Need a vegetarian option? Try roasted cauliflower florets, tofu, vegetarian “chicken” nuggets, or falafel balls (homemade or pre-made from the grocery store, frozen or can also be found in the produce section)
Baked pimento cheese dip
Get the recipe: Baked pimento cheese dip
I have lived in the Northeastern, U.S. all of my life but think a small part of me is a Southerner at heart. Pimento cheese is one snack that is at the top of my list.
You can mix this up and serve it cold with crackers or fresh veggies, like carrots and celery sticks, which is also delicious. Heating the dip up takes it to a whole ‘nother dimension of deliciousness—with a hot, bubbly, crusty cheese topping and melty, creamy cheese underneath.
Elotes, as “bites” or a salad
Get the recipe: Elotes (Mexican Street Corn)
In the winter months, you can still enjoy corn if you look to your frozen section. I like to buy the small ears of corn that have been cut in half from a larger cob, which are perfectly sized for serving on a snack platter as Elotes, or Mexican street corn, coated in a creamy sauce and sprinkled with cheese, cilantro and seasoning. You can also make the same recipe as a corn salad or salsa, which I have done many times.
Either way you serve it, Elotes is amazing as a side dish to serve with enchiladas, chili and other Mexican or Tex-Mex dishes. In its salsa or salad form, I love it as a topping for tacos or nachos.

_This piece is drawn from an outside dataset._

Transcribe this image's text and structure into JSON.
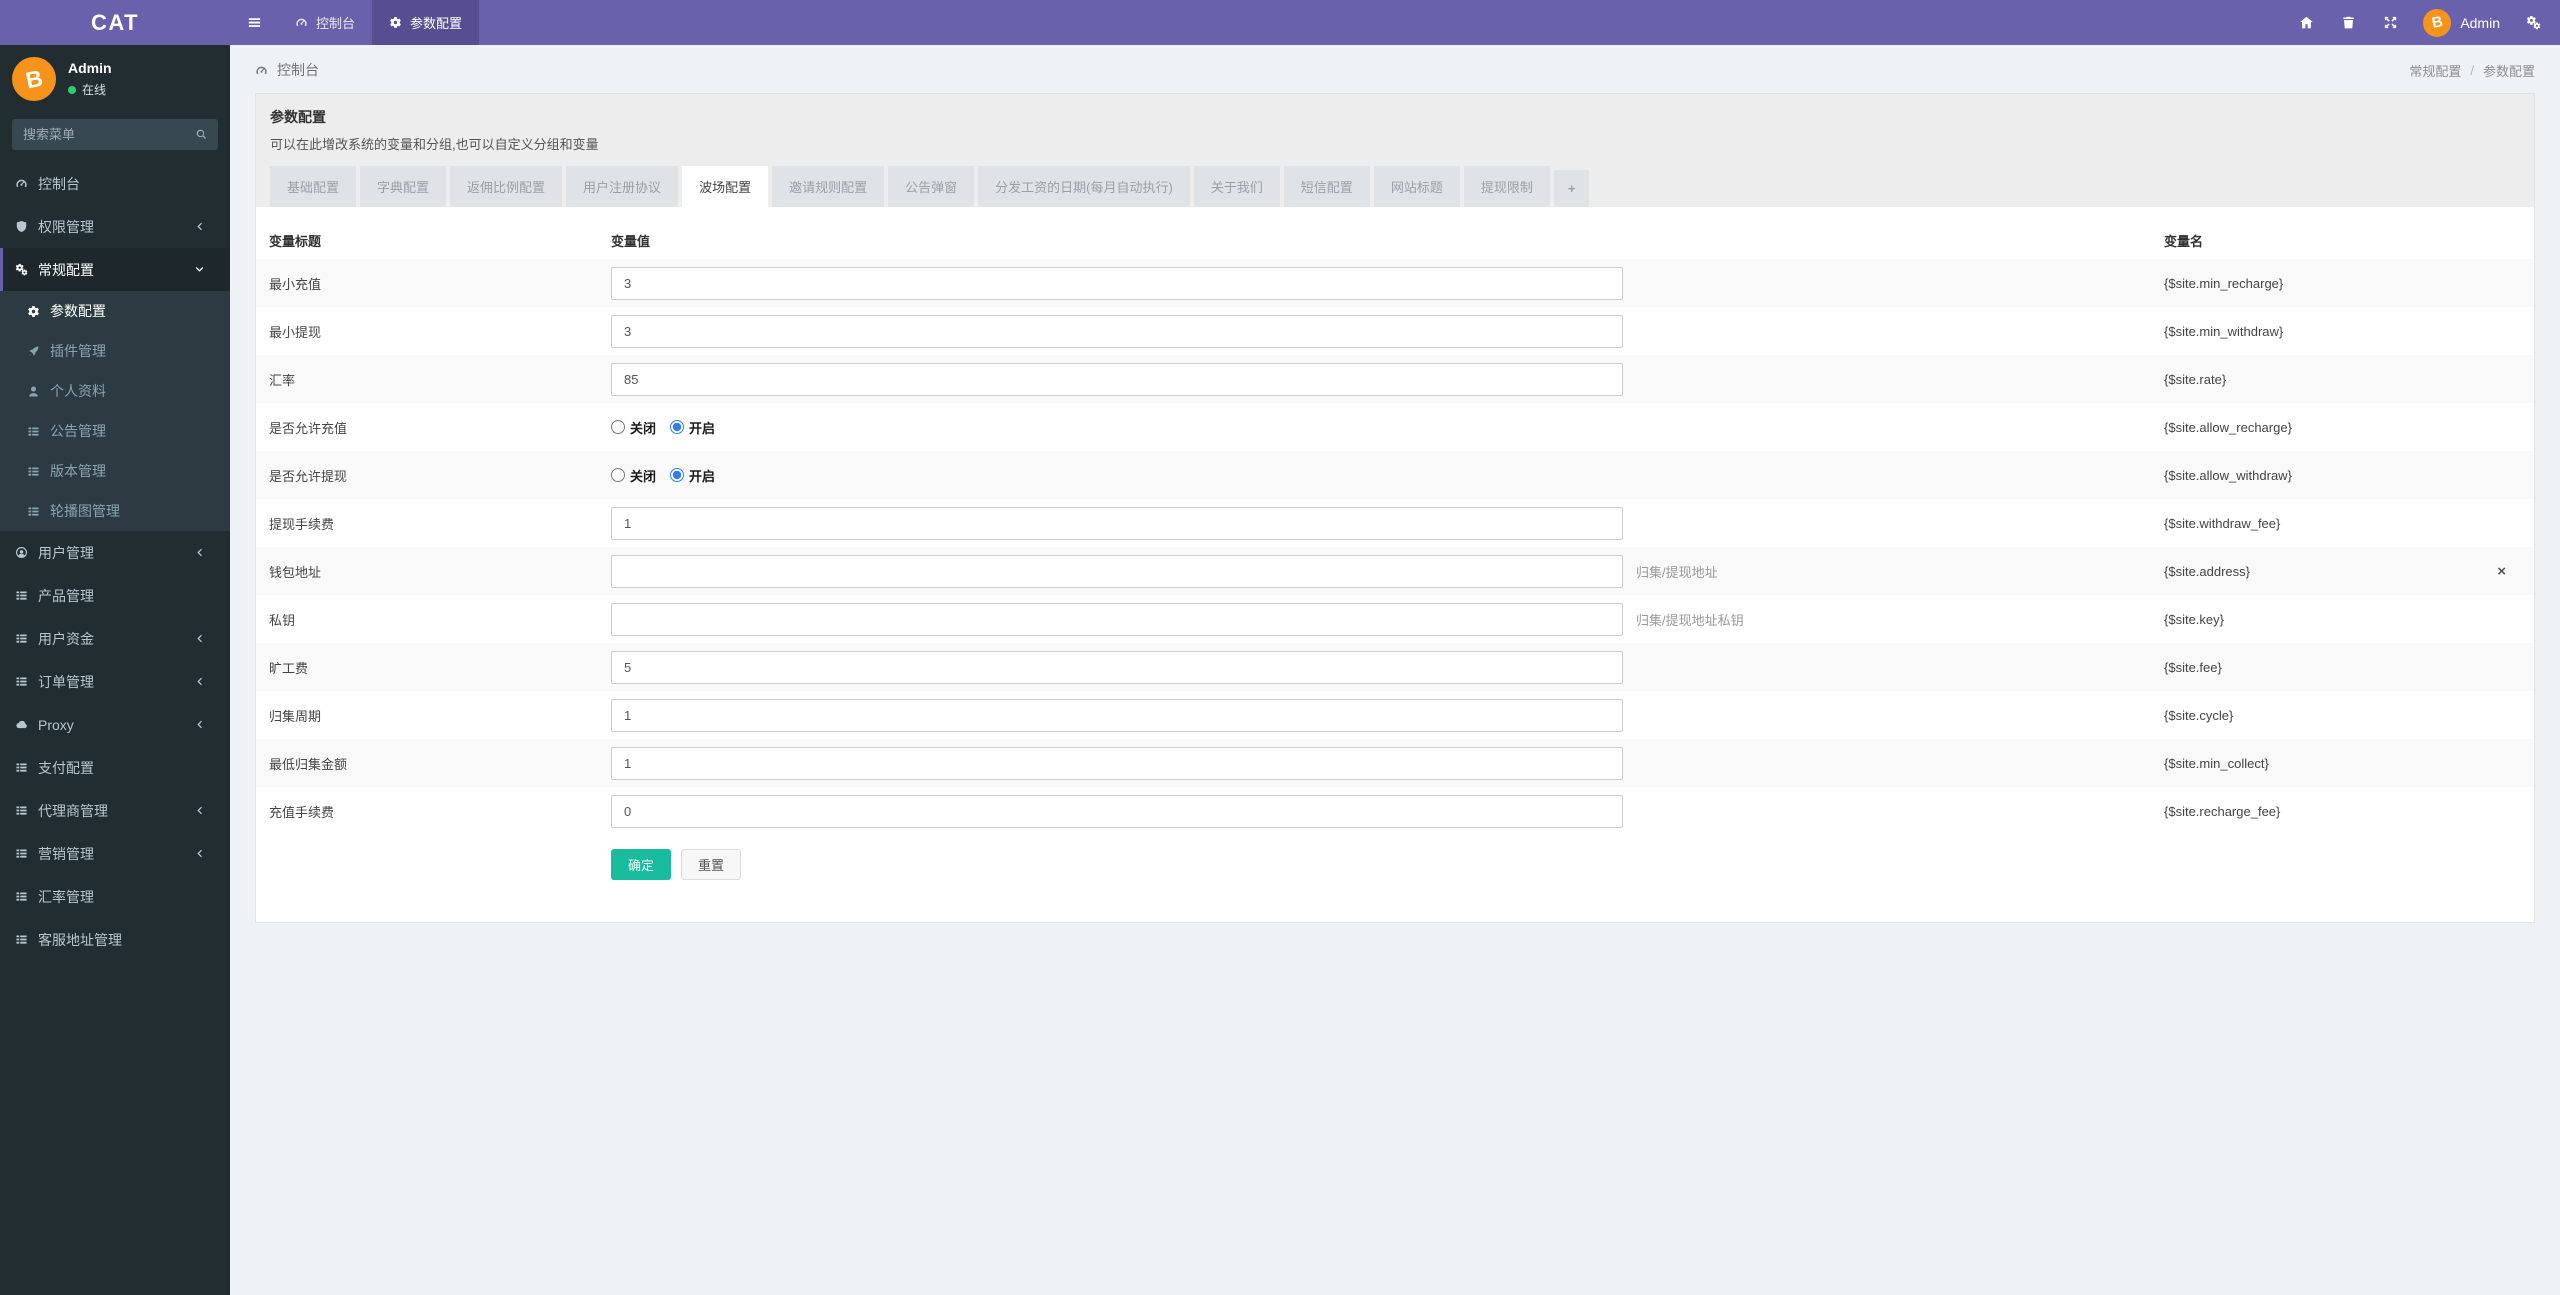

Chocolate peanut butter cookies
Get the recipe: Chocolate peanut butter cookies
This is a quick recipe that you could make basically in a commercial break—everyone knows that there are a ton of them.
Making these in the toaster oven is my preference because it is a small batch. Alternatively, you can also mix up the batter earlier in the day and scoop into balls, refrigerate or freeze, and pop in the oven later on when it’s time to have a sweet treat.
You can always eat a cookie alone, with or without milk, or try these ideas that don’t even need a recipe to follow, they’re so easy:
- Ice cream sandwiches—two cookies, and a big scoop of your favorite flavor in between, like chocolate gelato with peanut butter swirl (now there’s an amazing idea…)
- Cookie sundaes—put one cookie in a bowl, scoop ice cream on top, then top with chocolate syrup or chocolate shavings, whipped cream, a cherry, and sprinkles or crumbled cookie on top.
- Cookie milkshakes—in a blender, add two cookies, 1 cup ice cream (chocolate, vanilla, or your favorite flavor), and 1/2 cup of milk. Blend until smooth, then serve in a glass, topped with whipped cream and a crumbled cookie.
For more ideas, also check out menu inspiration for a Comfort Food Feast.